Want more? There’s more. Instead of letting the Peggy Kenter character fade away, Nashville doubled down and did what any immature show would do: It made her pregnant. Really? I mean, really? This character’s only purpose was to expedite the demise of Teddy and Rayna’s marriage. Why is a baby necessary here? Rayna finally succumbing to her feelings for Deacon is enough to permanently break her relationship with Teddy. The only reason to make Peggy pregnant is to complicate Teddy and Rayna getting back together, which has no business happening. If not for every show in history having already gone there it would be intriguing. Again, okay for daytime, unqualified for primetime.
The only enjoyable moments from the finale came from Juliette Barnes. Her character has been enjoyable to watch all season for the way she always comes to the right decision, however begrudgingly she might get there. At least the show lets one character have a brain. I might honestly be more interested in this show if Rayna dies in the crash and Juliette becomes the leading female character.
My theme in watching season finales this year has been trying to discern where shows might be going in their next season. With Nashville I’m afraid what it previewed during Juliette’s Bluebird performance is going to be the start of year two. Even worse, the show’s writers could actually think they’re doing a good job and keep doing exactly what they’re doing.
That leads me into thinking about whether or not I’ll tune in next fall. With all its stars coming back for season two there is plenty of reason to tune in for more Avery Barkley, Scarlett O’Connor and Gunnar Scott. I suppose you also have to stick around to see what happened in the crash, but has Nashville given us anything that would make us believe anything interesting will come of it?
3 thoughts on “Daytime stories + primetime setting = Bad”
I was also surprised by how fast things seem to come to big epic conclusions in the last two episodes.
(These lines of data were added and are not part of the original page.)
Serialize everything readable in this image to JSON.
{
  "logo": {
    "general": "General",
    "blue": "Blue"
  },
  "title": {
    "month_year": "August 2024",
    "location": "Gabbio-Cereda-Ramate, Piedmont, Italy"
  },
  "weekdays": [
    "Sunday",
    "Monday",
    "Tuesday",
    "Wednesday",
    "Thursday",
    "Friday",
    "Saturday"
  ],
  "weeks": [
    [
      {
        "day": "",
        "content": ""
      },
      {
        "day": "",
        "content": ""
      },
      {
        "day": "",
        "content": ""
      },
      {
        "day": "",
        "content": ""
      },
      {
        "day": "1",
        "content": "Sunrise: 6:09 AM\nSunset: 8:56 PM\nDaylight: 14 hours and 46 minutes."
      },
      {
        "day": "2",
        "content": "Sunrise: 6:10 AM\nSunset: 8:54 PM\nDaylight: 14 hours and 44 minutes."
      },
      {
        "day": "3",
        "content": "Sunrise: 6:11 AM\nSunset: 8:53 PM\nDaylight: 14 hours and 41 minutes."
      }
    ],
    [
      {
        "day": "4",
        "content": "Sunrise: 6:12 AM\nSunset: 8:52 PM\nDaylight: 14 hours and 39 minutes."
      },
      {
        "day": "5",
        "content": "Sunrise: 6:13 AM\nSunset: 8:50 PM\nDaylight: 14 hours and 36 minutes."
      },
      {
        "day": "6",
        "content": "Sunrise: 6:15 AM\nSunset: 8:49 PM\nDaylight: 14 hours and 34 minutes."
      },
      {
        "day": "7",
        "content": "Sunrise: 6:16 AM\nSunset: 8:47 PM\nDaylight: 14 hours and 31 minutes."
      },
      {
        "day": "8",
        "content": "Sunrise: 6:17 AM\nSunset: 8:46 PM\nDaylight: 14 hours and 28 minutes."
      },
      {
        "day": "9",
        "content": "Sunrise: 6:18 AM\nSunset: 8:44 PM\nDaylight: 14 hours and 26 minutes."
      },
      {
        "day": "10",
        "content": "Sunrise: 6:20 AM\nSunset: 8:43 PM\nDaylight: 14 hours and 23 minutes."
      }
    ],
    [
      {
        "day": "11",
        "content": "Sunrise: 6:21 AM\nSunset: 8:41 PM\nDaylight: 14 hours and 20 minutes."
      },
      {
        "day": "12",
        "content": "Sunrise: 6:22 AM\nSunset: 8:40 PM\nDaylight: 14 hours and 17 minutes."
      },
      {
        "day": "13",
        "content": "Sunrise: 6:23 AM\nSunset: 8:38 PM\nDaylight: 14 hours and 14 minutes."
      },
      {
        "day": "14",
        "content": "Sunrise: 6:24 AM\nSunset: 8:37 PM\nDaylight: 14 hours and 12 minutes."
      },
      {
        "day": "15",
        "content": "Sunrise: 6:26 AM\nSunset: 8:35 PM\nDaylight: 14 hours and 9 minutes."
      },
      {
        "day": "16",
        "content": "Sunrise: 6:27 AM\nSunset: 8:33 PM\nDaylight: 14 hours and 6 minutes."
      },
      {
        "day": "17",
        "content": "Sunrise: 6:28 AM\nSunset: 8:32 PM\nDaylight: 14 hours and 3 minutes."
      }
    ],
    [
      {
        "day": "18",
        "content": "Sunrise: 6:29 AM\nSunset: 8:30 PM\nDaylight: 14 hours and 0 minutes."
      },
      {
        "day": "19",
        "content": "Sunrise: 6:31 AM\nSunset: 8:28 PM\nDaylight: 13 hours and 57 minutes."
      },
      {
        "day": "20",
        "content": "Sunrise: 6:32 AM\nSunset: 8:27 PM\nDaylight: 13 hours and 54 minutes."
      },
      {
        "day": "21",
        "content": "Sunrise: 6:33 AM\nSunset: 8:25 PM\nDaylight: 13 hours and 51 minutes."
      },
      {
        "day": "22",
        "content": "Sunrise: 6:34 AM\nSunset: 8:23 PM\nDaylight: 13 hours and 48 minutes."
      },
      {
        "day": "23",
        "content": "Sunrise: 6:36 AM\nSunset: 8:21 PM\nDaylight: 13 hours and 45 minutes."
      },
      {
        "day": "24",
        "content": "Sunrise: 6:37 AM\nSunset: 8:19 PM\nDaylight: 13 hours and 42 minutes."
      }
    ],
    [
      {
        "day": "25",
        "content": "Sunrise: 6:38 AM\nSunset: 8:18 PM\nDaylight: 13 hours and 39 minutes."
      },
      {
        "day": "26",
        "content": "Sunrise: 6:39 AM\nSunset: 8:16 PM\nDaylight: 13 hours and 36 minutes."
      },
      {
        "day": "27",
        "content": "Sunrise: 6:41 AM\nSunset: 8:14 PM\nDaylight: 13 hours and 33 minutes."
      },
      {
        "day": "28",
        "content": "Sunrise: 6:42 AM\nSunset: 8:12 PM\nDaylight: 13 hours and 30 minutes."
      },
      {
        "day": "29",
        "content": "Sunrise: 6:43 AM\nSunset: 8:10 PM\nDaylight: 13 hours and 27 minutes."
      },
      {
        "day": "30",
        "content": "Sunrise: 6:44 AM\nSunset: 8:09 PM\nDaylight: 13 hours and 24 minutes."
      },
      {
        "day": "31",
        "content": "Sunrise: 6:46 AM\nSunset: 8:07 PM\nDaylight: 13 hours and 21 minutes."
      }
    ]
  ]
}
With Juliette’s mom dying, Rayna and Deacon finally back together, Maddie outing Rayna’s secret, Deacon falling off the wagon, Scarlett and Gunnar fighting and Scarlett and Avery reconnecting, Teddy finding out his mistress is preggers and that his embezzlement is finally catching up to him… Part of my frustration with this is that they took SO LONG to finish up this season – they drew it out to 22 episodes, and it seemed like every other week was a rerun – so there was no reason to rush all of this shiz. It was like a fireworks display that was over in 5 seconds. Shows miss the point when they try to go for ALL the climax all at the same time.
Also, Hayden deserves an Emmy for this season. She can make Juliette be so unlikeable and yet so gut-wrenchingly vulnerable at the same time that it’s astounding.
I think it was so rushed at the end because there wasn’t much depth to any of it. We expect story lines to resolve at the end of a season but in order for that to work they need to build up to it better than just having everything end.
I’m starting to come around to Mike Kelley’s view that the 22 episode TV season is too long to tell good stories. But good luck getting broadcast networks to change their advertising structures.